Even crazier, and even less dependent on normal storytelling devices like plot.
The scene gives the feeling that she has a communicable disease which, considering where the film goes and how it ends, is appropriate. So what is it with Julie? She lives by her own rules, which basically means showing up late to parties, entering snooty rooms still wearing her riding clothes. The pre-Civil-War Southern society in which she has been raised is rigidly hierarchical, although they have far more serious problems underlying the situation than whether or not a virgin chooses to wear a red dress.
She represents the silliness of Southern society, the old order that is going to be torched to make room for change and growth.
Al Pacino Retrospective – The Panic in Needle Park
She is engaged to be married to Preston Fondaa lawyer, and she has been toying with him mercilessly for probably years. He puts up with it, until finally Red Dress Alert he has had enough. The film is actually quite sophisticated about sexual politics, and is a great portrait of a woman who treats flirtation like a vicious game.
- Subscribe To
- Navigation menu

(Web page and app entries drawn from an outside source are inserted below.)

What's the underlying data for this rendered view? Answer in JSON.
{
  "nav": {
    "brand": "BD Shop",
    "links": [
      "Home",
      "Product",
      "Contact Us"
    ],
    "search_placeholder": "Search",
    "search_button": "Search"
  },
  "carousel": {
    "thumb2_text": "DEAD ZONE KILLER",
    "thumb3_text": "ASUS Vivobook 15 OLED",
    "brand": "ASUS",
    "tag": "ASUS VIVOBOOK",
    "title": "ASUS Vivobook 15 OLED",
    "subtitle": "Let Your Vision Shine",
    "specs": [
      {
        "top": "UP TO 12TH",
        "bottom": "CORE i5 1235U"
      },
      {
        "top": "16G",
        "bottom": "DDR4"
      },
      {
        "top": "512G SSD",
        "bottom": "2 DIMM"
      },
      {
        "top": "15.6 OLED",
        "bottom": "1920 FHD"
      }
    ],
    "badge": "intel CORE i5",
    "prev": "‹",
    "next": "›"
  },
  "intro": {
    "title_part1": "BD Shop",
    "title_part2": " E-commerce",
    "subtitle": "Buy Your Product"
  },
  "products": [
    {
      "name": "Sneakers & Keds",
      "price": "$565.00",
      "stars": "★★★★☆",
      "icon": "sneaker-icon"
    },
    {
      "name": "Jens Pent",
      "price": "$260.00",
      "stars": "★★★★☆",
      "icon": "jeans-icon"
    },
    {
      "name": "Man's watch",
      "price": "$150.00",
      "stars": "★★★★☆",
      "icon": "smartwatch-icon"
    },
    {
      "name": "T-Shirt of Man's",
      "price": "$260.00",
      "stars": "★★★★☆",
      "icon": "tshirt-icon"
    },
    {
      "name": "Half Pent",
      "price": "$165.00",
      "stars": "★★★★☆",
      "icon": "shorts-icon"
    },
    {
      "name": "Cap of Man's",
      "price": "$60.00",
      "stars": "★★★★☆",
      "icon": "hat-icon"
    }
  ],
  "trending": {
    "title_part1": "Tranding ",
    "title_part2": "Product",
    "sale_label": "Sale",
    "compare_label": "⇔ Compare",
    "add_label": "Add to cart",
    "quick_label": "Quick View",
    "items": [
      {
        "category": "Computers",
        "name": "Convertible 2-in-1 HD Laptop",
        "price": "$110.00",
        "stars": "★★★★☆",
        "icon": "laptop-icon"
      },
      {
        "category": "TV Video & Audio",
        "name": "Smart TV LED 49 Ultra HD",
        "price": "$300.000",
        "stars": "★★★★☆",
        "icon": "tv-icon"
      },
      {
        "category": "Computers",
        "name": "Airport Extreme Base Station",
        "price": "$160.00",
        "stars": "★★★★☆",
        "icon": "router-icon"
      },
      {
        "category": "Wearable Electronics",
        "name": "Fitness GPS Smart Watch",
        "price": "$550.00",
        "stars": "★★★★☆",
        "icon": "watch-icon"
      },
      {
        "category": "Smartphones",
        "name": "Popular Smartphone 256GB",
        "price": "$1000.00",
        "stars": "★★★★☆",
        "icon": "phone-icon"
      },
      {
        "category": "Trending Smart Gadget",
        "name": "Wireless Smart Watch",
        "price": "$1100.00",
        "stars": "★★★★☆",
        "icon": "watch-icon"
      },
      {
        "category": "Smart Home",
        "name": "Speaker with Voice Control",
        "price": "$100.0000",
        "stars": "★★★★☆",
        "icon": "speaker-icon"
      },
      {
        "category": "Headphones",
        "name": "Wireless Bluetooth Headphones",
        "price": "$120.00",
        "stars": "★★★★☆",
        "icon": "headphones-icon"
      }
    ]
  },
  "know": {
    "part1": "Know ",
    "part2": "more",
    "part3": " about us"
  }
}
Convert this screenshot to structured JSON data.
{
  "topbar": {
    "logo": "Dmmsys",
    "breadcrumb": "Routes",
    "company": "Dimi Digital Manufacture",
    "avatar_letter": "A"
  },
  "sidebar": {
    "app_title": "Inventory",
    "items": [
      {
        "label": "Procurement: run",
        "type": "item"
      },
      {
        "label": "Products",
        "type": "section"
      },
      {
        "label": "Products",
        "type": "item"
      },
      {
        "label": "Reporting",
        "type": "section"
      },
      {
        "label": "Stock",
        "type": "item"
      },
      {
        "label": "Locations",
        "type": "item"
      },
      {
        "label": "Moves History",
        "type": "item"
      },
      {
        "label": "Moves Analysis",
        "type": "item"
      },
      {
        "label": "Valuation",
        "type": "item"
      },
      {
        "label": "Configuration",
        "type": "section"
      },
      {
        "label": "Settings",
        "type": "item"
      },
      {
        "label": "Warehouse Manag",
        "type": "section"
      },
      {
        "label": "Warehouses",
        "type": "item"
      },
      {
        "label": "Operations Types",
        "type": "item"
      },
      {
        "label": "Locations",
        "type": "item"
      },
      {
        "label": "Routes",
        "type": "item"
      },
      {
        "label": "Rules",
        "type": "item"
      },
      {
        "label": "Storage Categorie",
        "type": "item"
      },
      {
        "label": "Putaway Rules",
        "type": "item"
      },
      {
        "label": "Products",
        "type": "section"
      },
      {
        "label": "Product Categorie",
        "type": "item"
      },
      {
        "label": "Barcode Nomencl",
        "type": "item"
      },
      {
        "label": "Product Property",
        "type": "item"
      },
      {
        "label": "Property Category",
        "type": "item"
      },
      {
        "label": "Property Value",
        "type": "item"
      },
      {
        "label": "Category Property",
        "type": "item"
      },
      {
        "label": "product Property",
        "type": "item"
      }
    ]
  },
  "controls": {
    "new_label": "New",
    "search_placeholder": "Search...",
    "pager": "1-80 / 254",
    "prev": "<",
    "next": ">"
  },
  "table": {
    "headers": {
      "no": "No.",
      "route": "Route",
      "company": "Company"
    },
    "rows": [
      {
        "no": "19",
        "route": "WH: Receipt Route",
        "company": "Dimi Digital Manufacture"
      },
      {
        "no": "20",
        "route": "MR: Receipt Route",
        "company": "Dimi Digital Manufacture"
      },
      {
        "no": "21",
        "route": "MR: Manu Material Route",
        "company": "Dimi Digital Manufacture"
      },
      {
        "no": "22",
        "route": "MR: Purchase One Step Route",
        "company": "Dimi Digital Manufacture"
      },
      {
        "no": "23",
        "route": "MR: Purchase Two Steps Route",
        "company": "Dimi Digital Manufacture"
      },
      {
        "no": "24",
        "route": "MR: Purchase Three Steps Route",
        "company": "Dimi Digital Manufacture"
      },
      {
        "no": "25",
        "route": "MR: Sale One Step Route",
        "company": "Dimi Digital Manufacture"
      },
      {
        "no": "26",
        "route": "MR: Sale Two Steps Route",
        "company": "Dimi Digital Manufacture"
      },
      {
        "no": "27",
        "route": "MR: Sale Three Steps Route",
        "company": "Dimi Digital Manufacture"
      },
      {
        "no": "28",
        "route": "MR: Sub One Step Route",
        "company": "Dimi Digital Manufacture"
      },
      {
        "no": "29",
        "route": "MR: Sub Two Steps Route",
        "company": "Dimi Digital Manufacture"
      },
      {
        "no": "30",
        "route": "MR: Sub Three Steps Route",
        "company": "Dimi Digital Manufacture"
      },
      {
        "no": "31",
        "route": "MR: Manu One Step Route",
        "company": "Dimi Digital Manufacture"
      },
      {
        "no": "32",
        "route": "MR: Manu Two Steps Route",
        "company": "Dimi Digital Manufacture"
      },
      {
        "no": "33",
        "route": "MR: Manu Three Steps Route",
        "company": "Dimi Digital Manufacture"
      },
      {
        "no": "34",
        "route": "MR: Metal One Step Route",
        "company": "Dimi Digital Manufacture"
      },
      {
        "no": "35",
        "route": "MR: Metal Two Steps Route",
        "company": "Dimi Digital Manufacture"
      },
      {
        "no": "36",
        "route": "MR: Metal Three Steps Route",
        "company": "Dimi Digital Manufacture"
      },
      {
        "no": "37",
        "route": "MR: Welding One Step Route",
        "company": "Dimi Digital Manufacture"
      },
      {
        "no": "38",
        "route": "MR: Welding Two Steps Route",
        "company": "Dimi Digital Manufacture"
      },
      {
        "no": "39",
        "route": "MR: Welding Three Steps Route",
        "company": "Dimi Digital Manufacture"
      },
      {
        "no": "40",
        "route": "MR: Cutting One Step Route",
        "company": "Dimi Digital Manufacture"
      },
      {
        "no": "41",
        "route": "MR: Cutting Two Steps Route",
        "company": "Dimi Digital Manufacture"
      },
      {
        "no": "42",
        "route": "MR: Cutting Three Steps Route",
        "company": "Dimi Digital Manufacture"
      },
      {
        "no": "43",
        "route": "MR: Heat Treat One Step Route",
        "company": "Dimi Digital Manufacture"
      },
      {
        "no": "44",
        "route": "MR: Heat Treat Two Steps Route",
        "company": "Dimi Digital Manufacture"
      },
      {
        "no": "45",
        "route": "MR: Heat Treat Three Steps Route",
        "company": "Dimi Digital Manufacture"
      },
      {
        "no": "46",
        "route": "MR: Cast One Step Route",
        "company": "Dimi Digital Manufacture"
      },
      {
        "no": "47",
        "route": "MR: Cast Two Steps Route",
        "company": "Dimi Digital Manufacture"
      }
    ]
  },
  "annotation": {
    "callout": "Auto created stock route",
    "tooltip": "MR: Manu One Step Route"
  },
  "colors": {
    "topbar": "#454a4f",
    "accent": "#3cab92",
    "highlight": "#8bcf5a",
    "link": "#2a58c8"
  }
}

Not weak — that would be a mischaracterization of what the film is saying. Preston is a grown man. He really does have a point. Julie decides to wear a red dress to tease Preston and to also punish him for not going on a dress-making jaunt with her.
He had to work. But she does care. She has Missed the Memo: She pays a huge price. Meanwhile, the tensions between the North and South start heating up. Henry Fonda returns from the North, with a wife, and warns his fellow Southerners that big industry is coming, that the agrarian lifestyle on which the South is based is on the road to being Dunzo.
He encounters resistance to these warnings, and Julie, who is heartbroken that he has gotten married, decides to defend the South against Yankee interference, and Yankee sneers.
She does so by goading the wife who is from the Northand goading two gentlemen into a duel. Her aunt calls her a Jezebel.
Banishment is nearly complete. So Julie will be made to suffer for her actions. And when Yellow Fever breaks out, she finds the means to redeem herself, not only in the eyes of her family and friends, but in the eyes of God. Blanche Dubois in her final scene in Streetcar. There are great details throughout: Her taken aback reaction to the two black butlers who open the door for her.
Slavery right in her face. But this is the Bette Davis Show and it looks like she had the time of her life. As always, her work is detailed to the utmost. Her behavior with flower arranging, how she moves the vase from table to table to table … She has the ability to both broad and specific, in the same moment.
She was once married to Nathan Jon Lovitzwho has since married a much younger woman and now dresses in track suits and backwards baseball caps, to try to seem young. The comedy is often quite broad, but it requires that underlying sharp social commentary as well as a grounding in realism to make it work. Rosie and Nathan have a year-old daughter named Izzy, played by Saoirse Ronan, who is extremely touching here.
There is an irony that Rosie has a daughter who is almost a teenager, and the almost-teen seems more like a little girl than a grownup, and Rosie is filming a TV show with grown adults cast as teenagers. Rosie has a treacherous competitive secretary named Jeannie, played by Sarah Alexander. But then, during a casting session for a new character on the show, an Erkel-type nerd, a guy walks in and makes them all roar with laughter. This is Adam, played by Paul Rudd. Naturally, too, she looks at him and something inside her thuds: The power dynamic is all off, because she is basically in charge of his career.
But they go out for a date, and sparks fly, but she puts on the brakes. If you think these cultural norms are easily ignored, then bully for you.